Be wary this time of year for deer on roadways
On the recent 1,300-mile drive each way to join an annual elk hunt with my sons in Colorado, I could not help but notice the number of road-killed deer, especially one the remains of which I rolled through at about 2 a.m. in eastern Iowa.
The creature no doubt had been vaporized, it carcass likely exploding in a spray of red in a collision with a semi doing the legal 70 mph. What is 120 pounds versus 40 tons? The blood and guts, in scattered small pieces, still gleamed wet on I-80 on the “back side” of an overpass of a local highway. The trucker came over the top, there stood Bambi, there went Bambi. Boom.
A few miles later I stopped for fuel and a coffee at a convenience mart and, making idle conversation with the middle-of-night lonesome clerk, mentioned the fresh roadkill. He told me that he himself had narrowly missed a deer just the previous week on his way to work the overnight shift. But the semi behind him had not, and that animal, all but dismembered, slipped around the semi’s nose into the passing lane and the path of an automobile. “That guy got a new paint job,” the clerk said. And probably a lot more.
The moral of this story is that something like 20,000 deer are reported to get in the way of motor vehicles in Ohio, destructively, every year. So pay attention, especially now.

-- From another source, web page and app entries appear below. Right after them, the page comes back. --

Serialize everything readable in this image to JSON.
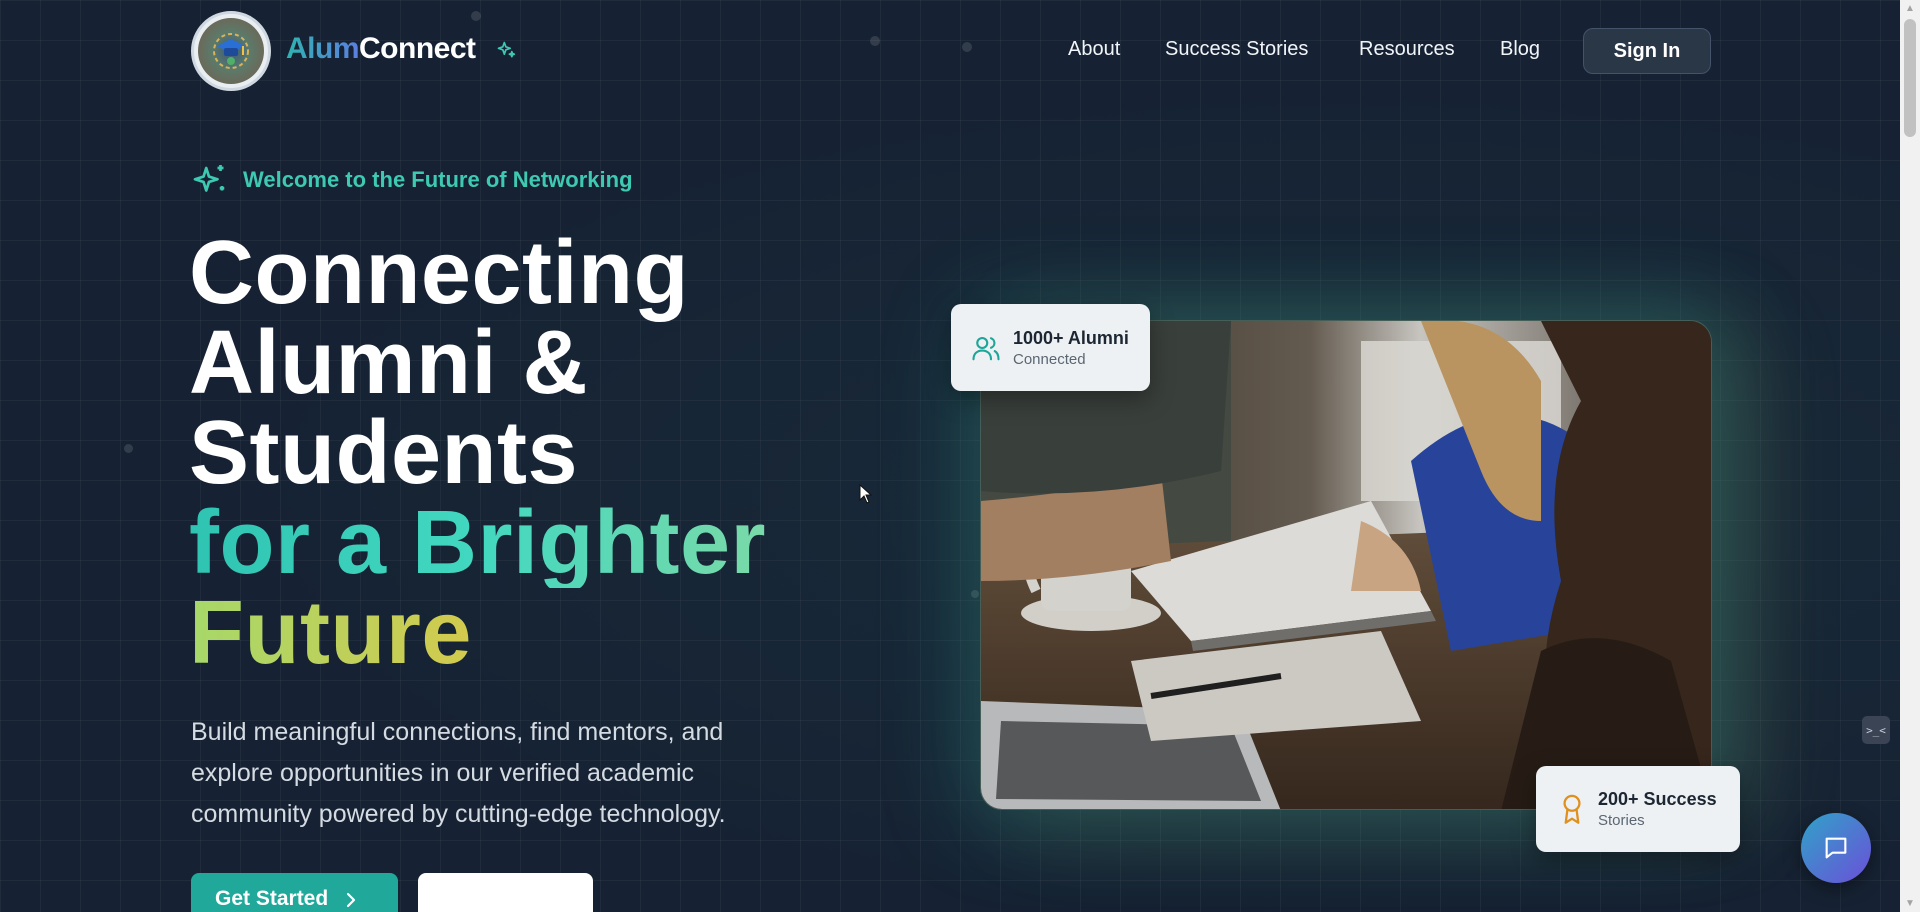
{
  "brand": {
    "name_part1": "Alum",
    "name_part2": "Connect",
    "logo_icon": "graduation-gears-logo",
    "sparkle_icon": "sparkle-icon"
  },
  "nav": {
    "links": [
      "About",
      "Success Stories",
      "Resources",
      "Blog"
    ],
    "signin_label": "Sign In"
  },
  "hero": {
    "eyebrow": "Welcome to the Future of Networking",
    "headline_lines": [
      "Connecting",
      "Alumni &",
      "Students"
    ],
    "headline_gradient_line1": "for a Brighter",
    "headline_gradient_line2": "Future",
    "subtext": "Build meaningful connections, find mentors, and explore opportunities in our verified academic community powered by cutting-edge technology.",
    "primary_button": "Get Started",
    "secondary_button": ""
  },
  "stats": {
    "alumni_title": "1000+ Alumni",
    "alumni_sub": "Connected",
    "stories_title": "200+ Success",
    "stories_sub": "Stories"
  },
  "photo": {
    "description_icon": "students-studying-photo"
  },
  "colors": {
    "accent_teal": "#20a89a",
    "background": "#162233",
    "gradient_yellow": "#f2b93a"
  }
}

Most of the farm crops have been harvested at this point, so machinery moving animals out of the “corn forests” is no longer a major concern. But we are at the peak of rut, and deer will be chasing one another around, around the clock, and not just mostly at dawn and dusk. In a couple of weeks, as this is written, Ohio will field more than 400,000 or so hunters for gun week. That again will move deer any time of day. So beware.
If no matter how attentive you may be, you find a deer collision inevitable, barrel right into the animal. Brake if you can but do not swerve. Losing control of a vehicle and running off the road and rolling over are more dangerous than striking the animal head-on. That is why you have insurance. In either case, damage will occur and damage to you is less likely if you just broadside the animal and keep a straight course. That, of course, may be easier said than done, because it is counterintuitive. Which is why you have to get that notion in your head now, before it happens.
Good luck. Get your buck – with a .45/70, not a pickup.